Problem: Nothing but the data itself, reproduced exactly, is the expected answer.

Dataset items:
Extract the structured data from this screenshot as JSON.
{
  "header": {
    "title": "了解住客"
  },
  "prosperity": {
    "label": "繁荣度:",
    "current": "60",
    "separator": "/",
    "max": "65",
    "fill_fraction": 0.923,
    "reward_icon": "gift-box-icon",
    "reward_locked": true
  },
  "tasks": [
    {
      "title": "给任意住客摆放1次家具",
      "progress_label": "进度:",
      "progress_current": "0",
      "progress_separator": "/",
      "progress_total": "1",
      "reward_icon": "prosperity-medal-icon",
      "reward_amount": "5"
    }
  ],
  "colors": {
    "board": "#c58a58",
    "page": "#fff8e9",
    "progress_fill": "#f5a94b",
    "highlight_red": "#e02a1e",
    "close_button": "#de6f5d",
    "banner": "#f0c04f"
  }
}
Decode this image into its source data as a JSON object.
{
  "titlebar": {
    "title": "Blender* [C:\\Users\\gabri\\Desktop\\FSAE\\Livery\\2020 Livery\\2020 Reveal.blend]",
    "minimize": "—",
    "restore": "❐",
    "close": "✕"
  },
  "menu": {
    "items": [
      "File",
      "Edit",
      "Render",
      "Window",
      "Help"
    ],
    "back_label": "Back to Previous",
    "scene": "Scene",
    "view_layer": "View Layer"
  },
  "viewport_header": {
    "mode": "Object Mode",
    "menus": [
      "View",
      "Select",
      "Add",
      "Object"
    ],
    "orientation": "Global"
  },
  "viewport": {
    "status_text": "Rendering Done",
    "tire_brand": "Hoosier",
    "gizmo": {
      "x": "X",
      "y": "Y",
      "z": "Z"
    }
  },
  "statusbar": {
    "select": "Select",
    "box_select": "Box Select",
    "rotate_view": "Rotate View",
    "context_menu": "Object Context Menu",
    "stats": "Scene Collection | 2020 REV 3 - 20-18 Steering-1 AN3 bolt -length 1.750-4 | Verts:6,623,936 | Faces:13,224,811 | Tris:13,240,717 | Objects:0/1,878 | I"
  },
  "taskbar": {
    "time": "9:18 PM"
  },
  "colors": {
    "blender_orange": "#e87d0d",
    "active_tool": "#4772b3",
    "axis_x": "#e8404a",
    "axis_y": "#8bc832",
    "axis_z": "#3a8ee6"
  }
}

Written reply:
Extract the structured data from this screenshot as JSON.
{
  "header": {
    "title": "了解住客"
  },
  "prosperity": {
    "label": "繁荣度:",
    "current": "60",
    "separator": "/",
    "max": "65",
    "fill_fraction": 0.923,
    "reward_icon": "gift-box-icon",
    "reward_locked": true
  },
  "tasks": [
    {
      "title": "给任意住客摆放1次家具",
      "progress_label": "进度:",
      "progress_current": "0",
      "progress_separator": "/",
      "progress_total": "1",
      "reward_icon": "prosperity-medal-icon",
      "reward_amount": "5"
    }
  ],
  "colors": {
    "board": "#c58a58",
    "page": "#fff8e9",
    "progress_fill": "#f5a94b",
    "highlight_red": "#e02a1e",
    "close_button": "#de6f5d",
    "banner": "#f0c04f"
  }
}
Decode this image into its source data as a JSON object.
{
  "titlebar": {
    "title": "Blender* [C:\\Users\\gabri\\Desktop\\FSAE\\Livery\\2020 Livery\\2020 Reveal.blend]",
    "minimize": "—",
    "restore": "❐",
    "close": "✕"
  },
  "menu": {
    "items": [
      "File",
      "Edit",
      "Render",
      "Window",
      "Help"
    ],
    "back_label": "Back to Previous",
    "scene": "Scene",
    "view_layer": "View Layer"
  },
  "viewport_header": {
    "mode": "Object Mode",
    "menus": [
      "View",
      "Select",
      "Add",
      "Object"
    ],
    "orientation": "Global"
  },
  "viewport": {
    "status_text": "Rendering Done",
    "tire_brand": "Hoosier",
    "gizmo": {
      "x": "X",
      "y": "Y",
      "z": "Z"
    }
  },
  "statusbar": {
    "select": "Select",
    "box_select": "Box Select",
    "rotate_view": "Rotate View",
    "context_menu": "Object Context Menu",
    "stats": "Scene Collection | 2020 REV 3 - 20-18 Steering-1 AN3 bolt -length 1.750-4 | Verts:6,623,936 | Faces:13,224,811 | Tris:13,240,717 | Objects:0/1,878 | I"
  },
  "taskbar": {
    "time": "9:18 PM"
  },
  "colors": {
    "blender_orange": "#e87d0d",
    "active_tool": "#4772b3",
    "axis_x": "#e8404a",
    "axis_y": "#8bc832",
    "axis_z": "#3a8ee6"
  }
}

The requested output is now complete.